Output the following data exactly.

Data about app and page elements:
________
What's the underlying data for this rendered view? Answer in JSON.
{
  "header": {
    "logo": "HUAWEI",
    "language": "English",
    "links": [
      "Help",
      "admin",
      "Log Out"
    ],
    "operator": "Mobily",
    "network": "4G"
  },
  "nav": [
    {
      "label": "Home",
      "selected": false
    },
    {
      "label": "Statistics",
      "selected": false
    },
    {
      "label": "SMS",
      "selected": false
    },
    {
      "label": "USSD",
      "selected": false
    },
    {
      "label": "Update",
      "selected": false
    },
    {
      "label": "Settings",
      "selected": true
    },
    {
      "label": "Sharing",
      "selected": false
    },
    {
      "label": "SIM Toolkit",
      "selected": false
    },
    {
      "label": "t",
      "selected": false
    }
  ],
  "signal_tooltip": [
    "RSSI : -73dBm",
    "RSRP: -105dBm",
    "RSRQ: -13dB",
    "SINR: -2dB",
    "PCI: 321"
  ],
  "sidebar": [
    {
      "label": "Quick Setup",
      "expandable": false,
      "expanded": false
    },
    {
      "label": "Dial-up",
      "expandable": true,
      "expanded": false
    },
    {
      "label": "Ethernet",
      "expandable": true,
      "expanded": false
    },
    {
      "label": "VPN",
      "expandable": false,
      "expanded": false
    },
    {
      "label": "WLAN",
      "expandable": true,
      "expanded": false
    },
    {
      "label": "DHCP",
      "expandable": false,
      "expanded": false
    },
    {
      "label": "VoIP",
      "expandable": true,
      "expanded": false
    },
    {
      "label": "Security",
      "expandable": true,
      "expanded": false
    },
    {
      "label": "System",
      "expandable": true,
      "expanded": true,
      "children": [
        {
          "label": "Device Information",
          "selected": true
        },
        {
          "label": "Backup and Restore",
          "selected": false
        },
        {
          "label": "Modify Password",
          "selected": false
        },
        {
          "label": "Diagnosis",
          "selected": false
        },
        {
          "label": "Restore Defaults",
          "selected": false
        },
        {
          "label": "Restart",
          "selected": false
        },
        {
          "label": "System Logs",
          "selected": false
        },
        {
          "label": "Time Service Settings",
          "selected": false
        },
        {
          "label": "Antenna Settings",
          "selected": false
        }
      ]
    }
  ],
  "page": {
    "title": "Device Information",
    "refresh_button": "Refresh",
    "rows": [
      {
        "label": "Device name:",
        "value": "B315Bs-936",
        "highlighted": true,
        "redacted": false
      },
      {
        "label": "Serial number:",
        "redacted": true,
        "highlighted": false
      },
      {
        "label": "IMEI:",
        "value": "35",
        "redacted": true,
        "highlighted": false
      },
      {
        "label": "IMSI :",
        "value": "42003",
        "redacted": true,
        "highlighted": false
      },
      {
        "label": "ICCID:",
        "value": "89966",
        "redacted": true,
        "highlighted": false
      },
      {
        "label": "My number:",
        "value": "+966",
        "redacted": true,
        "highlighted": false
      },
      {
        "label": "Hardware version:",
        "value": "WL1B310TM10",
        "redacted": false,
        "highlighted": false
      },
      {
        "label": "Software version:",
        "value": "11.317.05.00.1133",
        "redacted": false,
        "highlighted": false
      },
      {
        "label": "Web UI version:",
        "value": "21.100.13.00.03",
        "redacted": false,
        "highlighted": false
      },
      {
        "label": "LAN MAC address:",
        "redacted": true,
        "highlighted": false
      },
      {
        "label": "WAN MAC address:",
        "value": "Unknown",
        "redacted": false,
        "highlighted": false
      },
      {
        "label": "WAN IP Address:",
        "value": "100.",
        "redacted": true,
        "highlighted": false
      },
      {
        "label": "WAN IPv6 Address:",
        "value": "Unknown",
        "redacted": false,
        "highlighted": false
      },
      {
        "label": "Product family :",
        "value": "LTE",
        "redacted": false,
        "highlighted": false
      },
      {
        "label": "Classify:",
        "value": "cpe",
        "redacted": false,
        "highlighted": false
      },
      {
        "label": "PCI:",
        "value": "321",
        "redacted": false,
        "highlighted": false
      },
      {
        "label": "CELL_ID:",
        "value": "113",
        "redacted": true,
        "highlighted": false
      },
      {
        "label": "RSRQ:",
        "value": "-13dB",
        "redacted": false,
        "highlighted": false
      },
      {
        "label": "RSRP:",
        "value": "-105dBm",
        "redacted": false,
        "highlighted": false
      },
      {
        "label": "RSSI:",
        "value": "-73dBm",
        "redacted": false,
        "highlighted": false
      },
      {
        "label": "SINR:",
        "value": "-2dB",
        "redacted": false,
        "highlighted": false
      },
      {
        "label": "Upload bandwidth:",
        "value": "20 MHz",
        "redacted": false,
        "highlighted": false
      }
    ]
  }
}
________
■ **Finished task**
What's the underlying data for this rendered view? Answer in JSON.
{
  "header": {
    "logo": "HUAWEI",
    "language": "English",
    "links": [
      "Help",
      "admin",
      "Log Out"
    ],
    "operator": "Mobily",
    "network": "4G"
  },
  "nav": [
    {
      "label": "Home",
      "selected": false
    },
    {
      "label": "Statistics",
      "selected": false
    },
    {
      "label": "SMS",
      "selected": false
    },
    {
      "label": "USSD",
      "selected": false
    },
    {
      "label": "Update",
      "selected": false
    },
    {
      "label": "Settings",
      "selected": true
    },
    {
      "label": "Sharing",
      "selected": false
    },
    {
      "label": "SIM Toolkit",
      "selected": false
    },
    {
      "label": "t",
      "selected": false
    }
  ],
  "signal_tooltip": [
    "RSSI : -73dBm",
    "RSRP: -105dBm",
    "RSRQ: -13dB",
    "SINR: -2dB",
    "PCI: 321"
  ],
  "sidebar": [
    {
      "label": "Quick Setup",
      "expandable": false,
      "expanded": false
    },
    {
      "label": "Dial-up",
      "expandable": true,
      "expanded": false
    },
    {
      "label": "Ethernet",
      "expandable": true,
      "expanded": false
    },
    {
      "label": "VPN",
      "expandable": false,
      "expanded": false
    },
    {
      "label": "WLAN",
      "expandable": true,
      "expanded": false
    },
    {
      "label": "DHCP",
      "expandable": false,
      "expanded": false
    },
    {
      "label": "VoIP",
      "expandable": true,
      "expanded": false
    },
    {
      "label": "Security",
      "expandable": true,
      "expanded": false
    },
    {
      "label": "System",
      "expandable": true,
      "expanded": true,
      "children": [
        {
          "label": "Device Information",
          "selected": true
        },
        {
          "label": "Backup and Restore",
          "selected": false
        },
        {
          "label": "Modify Password",
          "selected": false
        },
        {
          "label": "Diagnosis",
          "selected": false
        },
        {
          "label": "Restore Defaults",
          "selected": false
        },
        {
          "label": "Restart",
          "selected": false
        },
        {
          "label": "System Logs",
          "selected": false
        },
        {
          "label": "Time Service Settings",
          "selected": false
        },
        {
          "label": "Antenna Settings",
          "selected": false
        }
      ]
    }
  ],
  "page": {
    "title": "Device Information",
    "refresh_button": "Refresh",
    "rows": [
      {
        "label": "Device name:",
        "value": "B315Bs-936",
        "highlighted": true,
        "redacted": false
      },
      {
        "label": "Serial number:",
        "redacted": true,
        "highlighted": false
      },
      {
        "label": "IMEI:",
        "value": "35",
        "redacted": true,
        "highlighted": false
      },
      {
        "label": "IMSI :",
        "value": "42003",
        "redacted": true,
        "highlighted": false
      },
      {
        "label": "ICCID:",
        "value": "89966",
        "redacted": true,
        "highlighted": false
      },
      {
        "label": "My number:",
        "value": "+966",
        "redacted": true,
        "highlighted": false
      },
      {
        "label": "Hardware version:",
        "value": "WL1B310TM10",
        "redacted": false,
        "highlighted": false
      },
      {
        "label": "Software version:",
        "value": "11.317.05.00.1133",
        "redacted": false,
        "highlighted": false
      },
      {
        "label": "Web UI version:",
        "value": "21.100.13.00.03",
        "redacted": false,
        "highlighted": false
      },
      {
        "label": "LAN MAC address:",
        "redacted": true,
        "highlighted": false
      },
      {
        "label": "WAN MAC address:",
        "value": "Unknown",
        "redacted": false,
        "highlighted": false
      },
      {
        "label": "WAN IP Address:",
        "value": "100.",
        "redacted": true,
        "highlighted": false
      },
      {
        "label": "WAN IPv6 Address:",
        "value": "Unknown",
        "redacted": false,
        "highlighted": false
      },
      {
        "label": "Product family :",
        "value": "LTE",
        "redacted": false,
        "highlighted": false
      },
      {
        "label": "Classify:",
        "value": "cpe",
        "redacted": false,
        "highlighted": false
      },
      {
        "label": "PCI:",
        "value": "321",
        "redacted": false,
        "highlighted": false
      },
      {
        "label": "CELL_ID:",
        "value": "113",
        "redacted": true,
        "highlighted": false
      },
      {
        "label": "RSRQ:",
        "value": "-13dB",
        "redacted": false,
        "highlighted": false
      },
      {
        "label": "RSRP:",
        "value": "-105dBm",
        "redacted": false,
        "highlighted": false
      },
      {
        "label": "RSSI:",
        "value": "-73dBm",
        "redacted": false,
        "highlighted": false
      },
      {
        "label": "SINR:",
        "value": "-2dB",
        "redacted": false,
        "highlighted": false
      },
      {
        "label": "Upload bandwidth:",
        "value": "20 MHz",
        "redacted": false,
        "highlighted": false
      }
    ]
  }
}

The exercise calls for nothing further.